═════ Provided data

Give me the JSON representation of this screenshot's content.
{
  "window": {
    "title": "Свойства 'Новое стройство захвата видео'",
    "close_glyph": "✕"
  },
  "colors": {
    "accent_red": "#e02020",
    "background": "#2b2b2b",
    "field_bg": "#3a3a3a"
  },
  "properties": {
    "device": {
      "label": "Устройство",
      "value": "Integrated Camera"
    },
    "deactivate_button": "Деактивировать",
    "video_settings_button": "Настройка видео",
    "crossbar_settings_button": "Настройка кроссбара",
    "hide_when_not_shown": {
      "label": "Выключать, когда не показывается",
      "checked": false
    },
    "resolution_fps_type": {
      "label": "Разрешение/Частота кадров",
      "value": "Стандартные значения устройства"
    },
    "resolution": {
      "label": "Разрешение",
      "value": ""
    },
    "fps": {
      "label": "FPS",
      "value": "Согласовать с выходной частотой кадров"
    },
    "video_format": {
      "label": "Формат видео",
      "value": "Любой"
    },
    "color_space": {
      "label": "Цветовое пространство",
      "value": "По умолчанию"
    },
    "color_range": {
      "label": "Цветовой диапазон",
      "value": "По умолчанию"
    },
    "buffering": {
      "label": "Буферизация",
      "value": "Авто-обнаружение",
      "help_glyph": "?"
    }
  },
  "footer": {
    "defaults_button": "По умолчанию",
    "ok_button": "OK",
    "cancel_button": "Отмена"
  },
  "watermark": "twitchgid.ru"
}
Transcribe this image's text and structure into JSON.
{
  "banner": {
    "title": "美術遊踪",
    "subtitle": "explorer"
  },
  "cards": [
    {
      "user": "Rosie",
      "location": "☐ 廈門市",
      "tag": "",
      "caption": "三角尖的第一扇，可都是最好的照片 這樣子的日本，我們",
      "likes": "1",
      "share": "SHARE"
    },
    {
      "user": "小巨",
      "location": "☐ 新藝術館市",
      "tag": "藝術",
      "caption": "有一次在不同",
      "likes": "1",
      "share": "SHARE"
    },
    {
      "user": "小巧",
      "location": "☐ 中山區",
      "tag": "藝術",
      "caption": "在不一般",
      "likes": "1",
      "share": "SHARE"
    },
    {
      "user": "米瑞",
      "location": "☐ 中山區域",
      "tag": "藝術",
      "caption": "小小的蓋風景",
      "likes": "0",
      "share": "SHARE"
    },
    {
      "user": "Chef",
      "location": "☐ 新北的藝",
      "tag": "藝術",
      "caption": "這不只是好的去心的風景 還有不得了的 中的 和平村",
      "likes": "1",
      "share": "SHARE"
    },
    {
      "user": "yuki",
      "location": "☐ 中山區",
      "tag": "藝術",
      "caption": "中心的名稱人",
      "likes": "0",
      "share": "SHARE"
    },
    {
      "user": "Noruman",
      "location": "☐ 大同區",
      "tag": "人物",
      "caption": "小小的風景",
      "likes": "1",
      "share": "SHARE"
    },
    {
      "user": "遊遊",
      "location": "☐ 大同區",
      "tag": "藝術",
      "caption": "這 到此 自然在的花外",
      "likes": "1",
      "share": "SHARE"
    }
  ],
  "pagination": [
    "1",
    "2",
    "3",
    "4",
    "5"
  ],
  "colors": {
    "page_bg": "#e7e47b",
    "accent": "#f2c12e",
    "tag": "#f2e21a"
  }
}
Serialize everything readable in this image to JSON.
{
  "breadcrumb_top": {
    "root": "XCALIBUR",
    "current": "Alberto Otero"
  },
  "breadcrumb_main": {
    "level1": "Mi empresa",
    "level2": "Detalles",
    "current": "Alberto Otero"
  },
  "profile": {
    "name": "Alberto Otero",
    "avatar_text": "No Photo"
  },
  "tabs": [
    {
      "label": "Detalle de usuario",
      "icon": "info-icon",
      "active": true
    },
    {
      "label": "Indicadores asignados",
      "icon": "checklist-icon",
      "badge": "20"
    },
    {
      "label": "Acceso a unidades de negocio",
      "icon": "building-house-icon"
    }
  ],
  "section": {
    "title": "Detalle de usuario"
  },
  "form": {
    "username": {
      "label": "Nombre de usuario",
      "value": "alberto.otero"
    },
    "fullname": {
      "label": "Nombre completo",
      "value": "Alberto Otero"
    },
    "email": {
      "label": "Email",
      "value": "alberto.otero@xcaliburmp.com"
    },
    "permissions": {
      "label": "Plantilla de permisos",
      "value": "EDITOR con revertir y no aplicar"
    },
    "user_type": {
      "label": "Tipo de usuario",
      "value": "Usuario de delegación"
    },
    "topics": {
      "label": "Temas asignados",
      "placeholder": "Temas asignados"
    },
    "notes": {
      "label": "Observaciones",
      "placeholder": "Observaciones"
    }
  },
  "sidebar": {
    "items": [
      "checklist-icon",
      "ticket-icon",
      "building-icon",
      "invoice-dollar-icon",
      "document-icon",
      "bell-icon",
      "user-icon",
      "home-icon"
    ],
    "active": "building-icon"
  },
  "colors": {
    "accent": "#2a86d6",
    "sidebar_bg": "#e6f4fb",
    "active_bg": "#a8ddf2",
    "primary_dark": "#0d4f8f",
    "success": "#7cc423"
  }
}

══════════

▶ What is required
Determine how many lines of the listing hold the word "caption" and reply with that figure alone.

▶ Your response
8